**AIM OF THE TASK:**
In the data that follows, count every line holding the string "kcal" and give the count alone.

-- SUPPLIED DATA follows --

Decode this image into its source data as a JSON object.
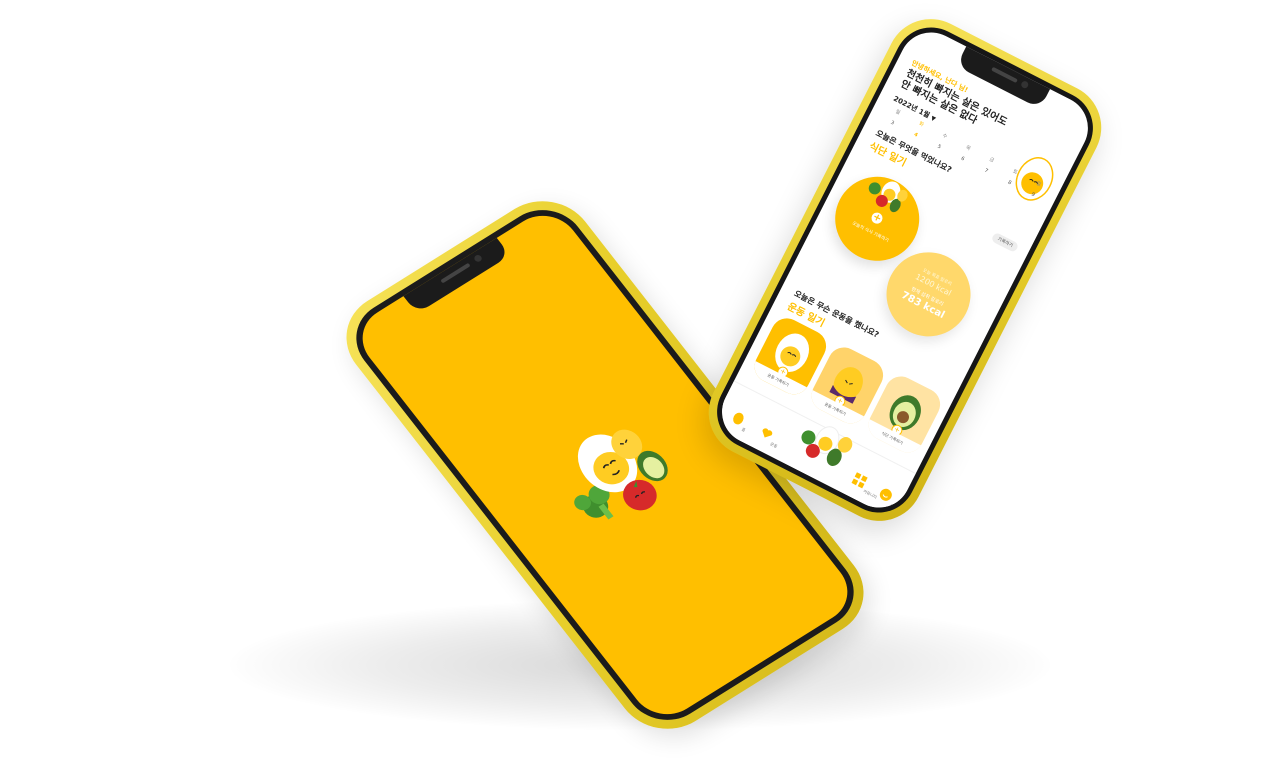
{
  "colors": {
    "accent": "#ffbf00",
    "frame": "#efd73a",
    "light": "#ffd86b"
  },
  "app": {
    "greeting": "안녕하세요, 난다 님!",
    "headline_1": "천천히 빠지는 살은 있어도",
    "headline_2": "안 빠지는 살은 없다",
    "month": "2022년 1월",
    "week": [
      {
        "w": "월",
        "n": "3"
      },
      {
        "w": "화",
        "n": "4"
      },
      {
        "w": "수",
        "n": "5"
      },
      {
        "w": "목",
        "n": "6"
      },
      {
        "w": "금",
        "n": "7"
      },
      {
        "w": "토",
        "n": "8"
      },
      {
        "w": "일",
        "n": "9"
      }
    ],
    "meal_question": "오늘은 무엇을 먹었나요?",
    "meal_title": "식단 일기",
    "record_button": "기록하기",
    "meal_circle_label": "오늘의 식사 기록하기",
    "target_label": "오늘 목표 칼로리",
    "target_value": "1200 kcal",
    "current_label": "현재 섭취 칼로리",
    "current_value": "783 kcal",
    "exercise_question": "오늘은 무슨 운동을 했나요?",
    "exercise_title": "운동 일기",
    "cards": [
      {
        "label": "운동 기록하기"
      },
      {
        "label": "운동 기록하기"
      },
      {
        "label": "식단 기록하기"
      }
    ],
    "tabs": [
      {
        "label": "홈"
      },
      {
        "label": "운동"
      },
      {
        "label": "커뮤니티"
      },
      {
        "label": "MY"
      }
    ]
  }
}
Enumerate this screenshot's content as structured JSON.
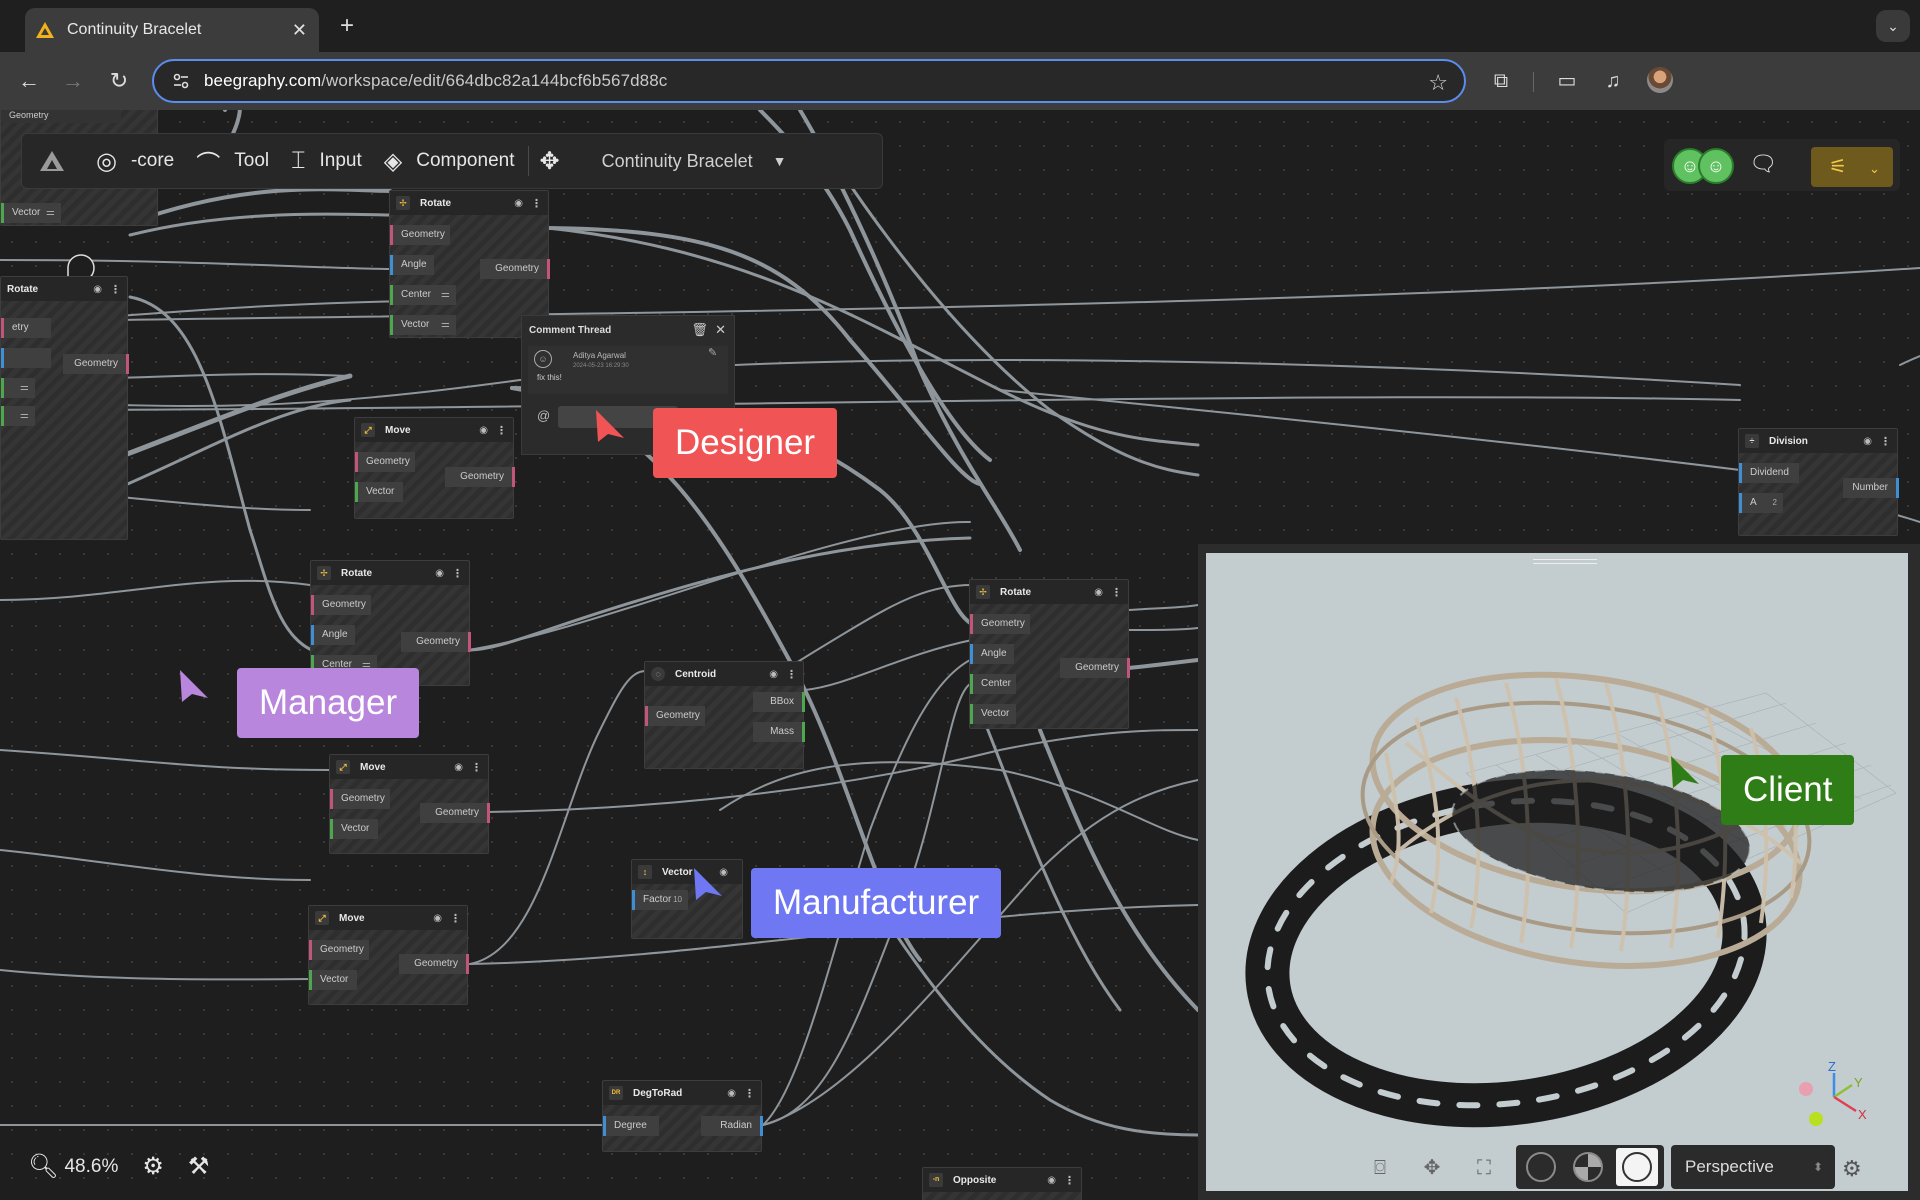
{
  "browser": {
    "tab_title": "Continuity Bracelet",
    "url_host": "beegraphy.com",
    "url_path": "/workspace/edit/664dbc82a144bcf6b567d88c"
  },
  "app_toolbar": {
    "core_label": "-core",
    "tool_label": "Tool",
    "input_label": "Input",
    "component_label": "Component",
    "project_name": "Continuity Bracelet"
  },
  "nodes": {
    "partial_top_left": {
      "port1": "Geometry",
      "port2": "Vector"
    },
    "rotate_left": {
      "title": "Rotate",
      "in1": "etry",
      "out": "Geometry"
    },
    "rotate_top": {
      "title": "Rotate",
      "in1": "Geometry",
      "in2": "Angle",
      "in3": "Center",
      "in4": "Vector",
      "out": "Geometry"
    },
    "move_1": {
      "title": "Move",
      "in1": "Geometry",
      "in2": "Vector",
      "out": "Geometry"
    },
    "rotate_mid": {
      "title": "Rotate",
      "in1": "Geometry",
      "in2": "Angle",
      "in3": "Center",
      "out": "Geometry"
    },
    "move_2": {
      "title": "Move",
      "in1": "Geometry",
      "in2": "Vector",
      "out": "Geometry"
    },
    "move_3": {
      "title": "Move",
      "in1": "Geometry",
      "in2": "Vector",
      "out": "Geometry"
    },
    "centroid": {
      "title": "Centroid",
      "in1": "Geometry",
      "out1": "BBox",
      "out2": "Mass"
    },
    "rotate_right": {
      "title": "Rotate",
      "in1": "Geometry",
      "in2": "Angle",
      "in3": "Center",
      "in4": "Vector",
      "out": "Geometry"
    },
    "vector": {
      "title": "Vector",
      "in1": "Factor",
      "in1_value": "10"
    },
    "degtorad": {
      "title": "DegToRad",
      "in1": "Degree",
      "out": "Radian"
    },
    "opposite": {
      "title": "Opposite"
    },
    "division": {
      "title": "Division",
      "in1": "Dividend",
      "in2": "A",
      "in2_value": "2",
      "out": "Number"
    }
  },
  "comment_thread": {
    "title": "Comment Thread",
    "author": "Aditya Agarwal",
    "date": "2024-05-23 16:29:30",
    "text": "fix this!"
  },
  "cursors": [
    {
      "label": "Designer",
      "color": "#f05454"
    },
    {
      "label": "Manager",
      "color": "#b886dc"
    },
    {
      "label": "Manufacturer",
      "color": "#6f78f2"
    },
    {
      "label": "Client",
      "color": "#2f7d16"
    }
  ],
  "viewport": {
    "camera_mode": "Perspective",
    "axis_x": "X",
    "axis_y": "Y",
    "axis_z": "Z"
  },
  "status": {
    "zoom": "48.6%"
  }
}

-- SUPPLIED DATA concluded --

**COMPLETED TASK:**
2